- If you click on a row with your right mouse button, a context menu will appear as shown in the picture above, allowing you to transfer the code assignment from one document to the other directly. For example, select the option Adopt the solution of Coder 1.
Coefficient Kappa for exact segment matches
In qualitative analysis, the analysis of intercoder agreement serves primarily to improve coding instructions and individual codes. Nevertheless, it is also often desirable to calculate the percentage of agreement, particularly in view of the research report to be generated later. This percentage of agreement can be viewed in the code-specific results table above, in which individual codes as well as the ensemble of all codes are taken into account.
Researchers often express the desire to indicate not only percentage compliance rates in their research reports, but also to include chance-corrected coefficients. The basic idea of such a coefficient is to reduce the percentage of agreement to that which would be obtained in a random assignment of codes to segments.

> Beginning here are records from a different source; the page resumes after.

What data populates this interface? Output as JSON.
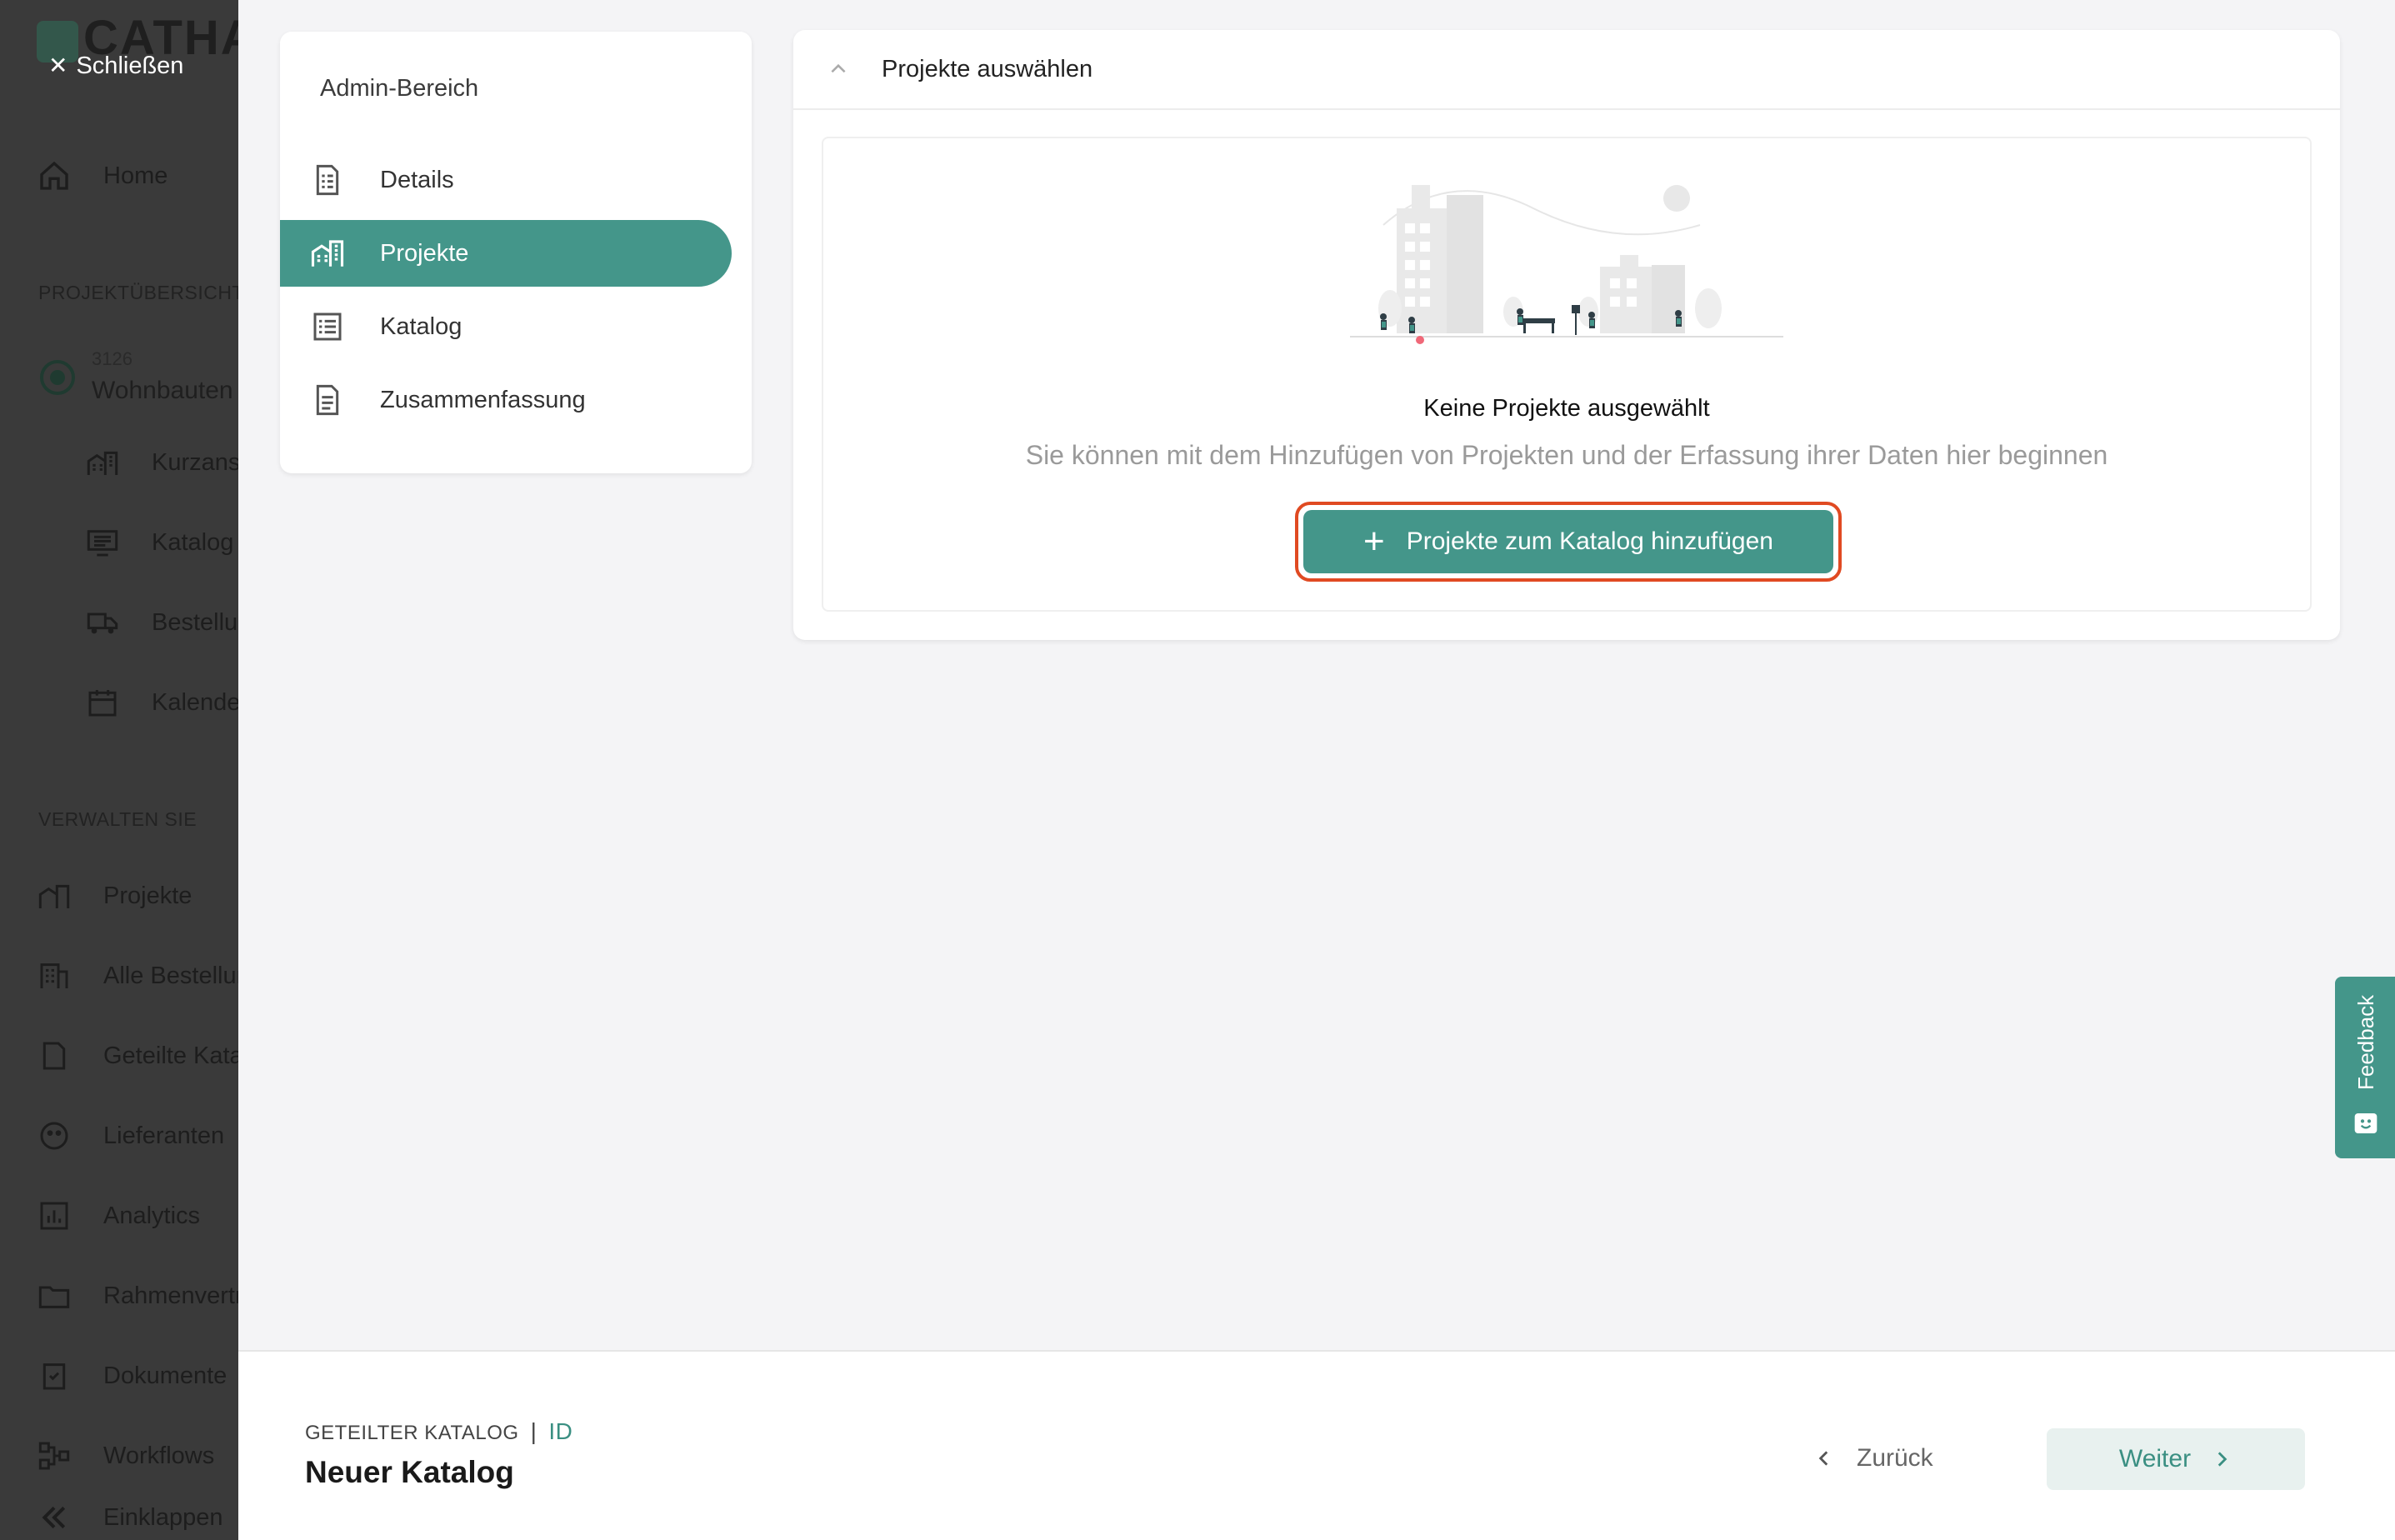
{
  "app_sidebar": {
    "brand": "CATHA",
    "close_label": "Schließen",
    "home_label": "Home",
    "section_projects": "PROJEKTÜBERSICHT",
    "project_number": "3126",
    "project_name": "Wohnbauten",
    "project_items": [
      "Kurzansicht",
      "Katalog",
      "Bestellung",
      "Kalender"
    ],
    "section_manage": "VERWALTEN SIE",
    "manage_items": [
      "Projekte",
      "Alle Bestellungen",
      "Geteilte Kataloge",
      "Lieferanten",
      "Analytics",
      "Rahmenverträge",
      "Dokumente",
      "Workflows"
    ],
    "collapse_label": "Einklappen"
  },
  "admin_nav": {
    "title": "Admin-Bereich",
    "items": [
      {
        "label": "Details",
        "icon": "document-icon",
        "active": false
      },
      {
        "label": "Projekte",
        "icon": "buildings-icon",
        "active": true
      },
      {
        "label": "Katalog",
        "icon": "list-icon",
        "active": false
      },
      {
        "label": "Zusammenfassung",
        "icon": "summary-icon",
        "active": false
      }
    ]
  },
  "panel": {
    "title": "Projekte auswählen",
    "empty_title": "Keine Projekte ausgewählt",
    "empty_subtitle": "Sie können mit dem Hinzufügen von Projekten und der Erfassung ihrer Daten hier beginnen",
    "add_button": "Projekte zum Katalog hinzufügen"
  },
  "feedback": {
    "label": "Feedback"
  },
  "footer": {
    "crumb_label": "GETEILTER KATALOG",
    "crumb_sep": "|",
    "crumb_id": "ID",
    "title": "Neuer Katalog",
    "back_label": "Zurück",
    "next_label": "Weiter"
  },
  "colors": {
    "accent": "#44968a",
    "highlight": "#e04a22",
    "sidebar_bg": "#3a3a3a"
  }
}
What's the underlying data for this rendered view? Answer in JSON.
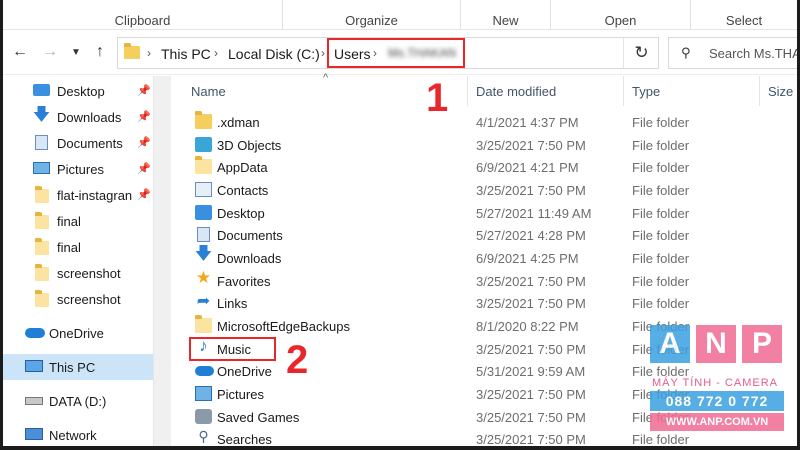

In MAXQDA, the commonly used coefficient “Kappa (Brennan & Prediger, 1981)” can be used for this purpose: In the results table, click on the Kappa symbol to begin the calculation for the analysis currently underway. MAXQDA will display the following results table:
The number of codes that match is displayed in the upper left corner of the four-field table. In the upper right corner and the lower left corner you will find the non-matches, meaning one code, but not the other, has been assigned in a document. In MAXQDA, the intercoder agreement at the segment level takes into account only the segments to which at least one code has been assigned; therefore the cell on the lower right is, by definition, equal to zero (as document sections will be included in the analysis only if they are coded by both coders).
“P observed” corresponds to the simple percentage of agreement, as it was displayed in the “<Total >” line of the code-specific results table.
For the calculation of “P chance”, or chance of agreement, MAXQDA employs a proposal made by Brennan and Prediger (1981), who dealt extensively with optimal uses of Cohen’s Kappa and its problems with unequal edge sum distributions. In this calculation, the random match is determined by the number of different categories that have been used by both coders. This corresponds to the number of codes in the code-specific results table.
Prerequisites for the calculation of randomly corrected coefficients such as Kappa
For the calculation of coefficients such as Kappa, segments must normally be defined in advance, and are provided with predetermined codes. In qualitative research, however, a common approach is that not to define segments a priori, but rather to assign the task to both coders of identifying all document points that they view as relevant, and to assign one or more appropriate codes. In this case, the probability that two coders code the same section with the same code would be lower, and hence Kappa would be greater. One could also argue that the probability of randomly occurring coding matches in a text with multiple pages and multiple codes is so insignificant that Kappa corresponds to the simple percentage agreement. In any case, the calculation should be carefully considered.